Transparent Motion Perception as Detection of Unbalanced Motion Signals III: Modeling

Ning Qian, Richard A. Andersen and Edward H. Adelson

Published in
Journal of Neuroscience, vol. 14, pp. 7381-7392 (1994).
In the preceding two companion articles we studied the conditions under which transparent motion perception occurs through psychophysical experiments, and investigated the underlining neural mechanisms through physiological recordings. The main finding of our perceptual experiments was that whenever a display has finely balanced motion signals in all local areas, it is perceptually nontransparent, and that transparent displays always contain motion signals in different directions that are either spatially unbalanced, or unbalanced in their disparity or spatial frequency contents. In the physiological experiments, we found two stages in the processing of transparent stimuli. The first stage is located primarily in area V1. At this stage motion measurements are made and V1 cells respond well to both the balanced, nontransparent stimuli and the unbalanced, perceptually transparent stimuli. The second stage is located primarily in area MT. MT cells show strong suppression between opposite directions of motion. The suppression for the unbalanced, transparent stimuli is significantly less than that for the balanced, nontransparent stimuli. Therefore, the activity in the second, MT stage correlates better with the perception of motion transparency than the first, V1 stage, which does not distinguish reliably between transparent and nontransparent motion.

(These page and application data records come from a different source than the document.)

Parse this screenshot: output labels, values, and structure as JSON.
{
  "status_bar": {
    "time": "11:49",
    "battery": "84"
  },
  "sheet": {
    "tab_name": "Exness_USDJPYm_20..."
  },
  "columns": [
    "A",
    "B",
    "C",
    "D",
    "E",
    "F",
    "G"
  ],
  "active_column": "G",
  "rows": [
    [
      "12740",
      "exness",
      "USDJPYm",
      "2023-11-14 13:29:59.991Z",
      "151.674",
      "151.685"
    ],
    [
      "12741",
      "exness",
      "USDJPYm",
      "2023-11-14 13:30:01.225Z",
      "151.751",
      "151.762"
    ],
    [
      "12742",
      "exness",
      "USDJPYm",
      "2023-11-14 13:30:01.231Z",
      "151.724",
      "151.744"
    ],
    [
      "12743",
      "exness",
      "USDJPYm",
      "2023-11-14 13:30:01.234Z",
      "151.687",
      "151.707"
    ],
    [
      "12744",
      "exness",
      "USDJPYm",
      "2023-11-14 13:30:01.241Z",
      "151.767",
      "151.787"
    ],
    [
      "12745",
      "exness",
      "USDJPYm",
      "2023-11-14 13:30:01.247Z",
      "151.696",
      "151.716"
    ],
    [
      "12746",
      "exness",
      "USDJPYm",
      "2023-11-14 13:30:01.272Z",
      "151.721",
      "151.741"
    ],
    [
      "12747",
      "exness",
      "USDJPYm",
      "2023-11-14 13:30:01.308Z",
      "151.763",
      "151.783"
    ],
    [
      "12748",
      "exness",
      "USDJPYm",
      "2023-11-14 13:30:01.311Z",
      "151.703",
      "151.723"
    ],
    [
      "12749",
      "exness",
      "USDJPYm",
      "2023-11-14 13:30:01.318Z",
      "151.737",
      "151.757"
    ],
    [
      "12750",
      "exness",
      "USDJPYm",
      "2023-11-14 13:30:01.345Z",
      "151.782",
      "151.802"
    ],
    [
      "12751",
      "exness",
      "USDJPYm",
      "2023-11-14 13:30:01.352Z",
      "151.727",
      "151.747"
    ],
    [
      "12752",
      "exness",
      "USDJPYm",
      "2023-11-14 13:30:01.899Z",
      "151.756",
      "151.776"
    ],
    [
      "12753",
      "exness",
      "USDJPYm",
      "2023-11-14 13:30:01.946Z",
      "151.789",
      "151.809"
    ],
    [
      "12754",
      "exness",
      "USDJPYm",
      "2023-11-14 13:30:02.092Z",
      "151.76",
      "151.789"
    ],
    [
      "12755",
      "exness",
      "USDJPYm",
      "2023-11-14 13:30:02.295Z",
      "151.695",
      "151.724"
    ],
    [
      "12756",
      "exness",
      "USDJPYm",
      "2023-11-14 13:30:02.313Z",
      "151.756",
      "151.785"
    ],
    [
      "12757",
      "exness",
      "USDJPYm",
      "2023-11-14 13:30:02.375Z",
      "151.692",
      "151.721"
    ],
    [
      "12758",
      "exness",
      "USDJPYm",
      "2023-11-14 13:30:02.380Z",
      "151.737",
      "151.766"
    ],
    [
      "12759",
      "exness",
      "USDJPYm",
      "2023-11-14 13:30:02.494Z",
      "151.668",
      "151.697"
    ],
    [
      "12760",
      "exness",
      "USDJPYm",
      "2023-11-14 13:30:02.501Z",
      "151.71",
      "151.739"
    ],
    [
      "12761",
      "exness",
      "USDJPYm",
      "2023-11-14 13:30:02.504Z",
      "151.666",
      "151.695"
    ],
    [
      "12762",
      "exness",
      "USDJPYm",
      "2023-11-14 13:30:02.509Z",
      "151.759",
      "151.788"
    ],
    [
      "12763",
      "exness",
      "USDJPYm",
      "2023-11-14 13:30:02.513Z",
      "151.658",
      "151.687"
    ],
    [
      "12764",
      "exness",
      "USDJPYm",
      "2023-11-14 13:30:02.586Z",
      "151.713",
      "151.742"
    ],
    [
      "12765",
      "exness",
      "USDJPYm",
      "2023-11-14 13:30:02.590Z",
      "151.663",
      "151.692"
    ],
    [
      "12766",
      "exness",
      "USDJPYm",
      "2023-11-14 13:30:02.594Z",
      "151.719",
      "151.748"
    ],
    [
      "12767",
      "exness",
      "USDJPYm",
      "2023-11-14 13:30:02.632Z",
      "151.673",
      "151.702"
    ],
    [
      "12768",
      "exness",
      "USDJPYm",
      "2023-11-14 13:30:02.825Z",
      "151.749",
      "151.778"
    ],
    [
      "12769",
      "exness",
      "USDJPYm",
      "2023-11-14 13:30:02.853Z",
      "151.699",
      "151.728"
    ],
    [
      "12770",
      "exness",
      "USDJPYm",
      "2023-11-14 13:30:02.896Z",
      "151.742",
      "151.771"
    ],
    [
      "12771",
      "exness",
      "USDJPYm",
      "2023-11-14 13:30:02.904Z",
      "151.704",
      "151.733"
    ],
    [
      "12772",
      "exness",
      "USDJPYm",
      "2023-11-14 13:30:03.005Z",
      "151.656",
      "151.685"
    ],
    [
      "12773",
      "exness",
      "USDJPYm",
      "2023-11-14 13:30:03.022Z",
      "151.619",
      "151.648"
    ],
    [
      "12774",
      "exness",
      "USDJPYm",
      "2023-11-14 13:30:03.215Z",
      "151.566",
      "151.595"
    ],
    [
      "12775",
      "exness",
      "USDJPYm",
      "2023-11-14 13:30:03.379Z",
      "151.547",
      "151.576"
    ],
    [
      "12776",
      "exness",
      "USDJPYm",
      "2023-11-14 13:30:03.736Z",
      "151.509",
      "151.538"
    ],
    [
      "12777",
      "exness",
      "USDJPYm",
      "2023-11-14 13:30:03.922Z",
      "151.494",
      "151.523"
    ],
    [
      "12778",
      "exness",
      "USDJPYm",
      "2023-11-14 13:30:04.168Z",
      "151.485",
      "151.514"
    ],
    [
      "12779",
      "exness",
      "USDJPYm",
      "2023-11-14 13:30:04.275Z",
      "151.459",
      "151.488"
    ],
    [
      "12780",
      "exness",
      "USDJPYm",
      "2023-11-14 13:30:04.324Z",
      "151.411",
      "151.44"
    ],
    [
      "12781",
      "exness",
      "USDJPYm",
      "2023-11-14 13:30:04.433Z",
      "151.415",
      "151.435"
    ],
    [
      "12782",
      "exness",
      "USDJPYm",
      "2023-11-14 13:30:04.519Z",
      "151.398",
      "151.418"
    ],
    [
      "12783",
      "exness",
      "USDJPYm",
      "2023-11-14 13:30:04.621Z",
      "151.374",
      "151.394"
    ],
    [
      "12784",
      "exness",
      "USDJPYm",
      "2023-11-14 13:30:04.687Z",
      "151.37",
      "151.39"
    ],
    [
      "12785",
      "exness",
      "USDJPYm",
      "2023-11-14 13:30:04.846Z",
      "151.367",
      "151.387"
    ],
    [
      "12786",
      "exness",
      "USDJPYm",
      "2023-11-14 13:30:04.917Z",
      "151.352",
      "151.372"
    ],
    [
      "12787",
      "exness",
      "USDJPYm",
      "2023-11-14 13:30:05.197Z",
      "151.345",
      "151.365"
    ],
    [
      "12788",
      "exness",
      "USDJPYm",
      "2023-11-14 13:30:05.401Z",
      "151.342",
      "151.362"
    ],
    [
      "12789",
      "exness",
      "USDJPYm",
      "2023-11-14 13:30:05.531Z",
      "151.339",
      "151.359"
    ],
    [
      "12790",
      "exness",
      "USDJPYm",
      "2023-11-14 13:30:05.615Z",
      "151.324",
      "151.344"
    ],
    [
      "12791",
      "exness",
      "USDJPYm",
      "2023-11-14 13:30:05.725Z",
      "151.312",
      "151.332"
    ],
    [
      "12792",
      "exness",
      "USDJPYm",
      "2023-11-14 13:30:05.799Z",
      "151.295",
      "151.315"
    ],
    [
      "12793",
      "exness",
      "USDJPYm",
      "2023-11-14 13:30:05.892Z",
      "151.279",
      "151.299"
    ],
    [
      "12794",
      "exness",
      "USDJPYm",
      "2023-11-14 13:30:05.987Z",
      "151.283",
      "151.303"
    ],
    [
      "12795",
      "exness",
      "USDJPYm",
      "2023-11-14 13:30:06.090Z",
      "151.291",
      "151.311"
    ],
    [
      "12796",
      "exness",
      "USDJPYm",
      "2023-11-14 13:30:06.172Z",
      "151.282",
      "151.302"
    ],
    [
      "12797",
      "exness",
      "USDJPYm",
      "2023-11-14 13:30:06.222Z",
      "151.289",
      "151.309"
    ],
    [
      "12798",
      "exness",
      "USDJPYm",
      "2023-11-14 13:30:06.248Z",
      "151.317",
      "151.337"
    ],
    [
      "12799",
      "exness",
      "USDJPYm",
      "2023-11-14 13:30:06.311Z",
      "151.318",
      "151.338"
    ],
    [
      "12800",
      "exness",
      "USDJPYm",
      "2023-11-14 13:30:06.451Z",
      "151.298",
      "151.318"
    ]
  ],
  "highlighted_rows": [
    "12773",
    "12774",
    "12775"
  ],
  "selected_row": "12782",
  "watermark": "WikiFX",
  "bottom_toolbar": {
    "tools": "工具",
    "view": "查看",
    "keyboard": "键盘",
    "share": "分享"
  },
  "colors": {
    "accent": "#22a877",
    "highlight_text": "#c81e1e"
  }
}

The above experiments suggest a two-stage model of motion perception with a motion measurement stage in V1 and an opponent-direction suppression stage in area MT. In this article we explicitly test this model through analysis and computer simulations, and compare the response of the model to the perceptual and physiological results using the same balanced and unbalanced stimuli we used in the experiments. In the first stage of the computational model, motion energies in different spatial frequency and disparity ranges are extracted from each local region. Similar to V1, this stage does not distinguish between the balanced and unbalanced stimuli. In the subsequent stage motion energies of opposite directions but with same spatial frequency and disparity contents suppress each other using subtractive or divisive inhibition. This stage responds significantly better to the transparent stimuli than to the nontransparent ones, in agreement with MT activity.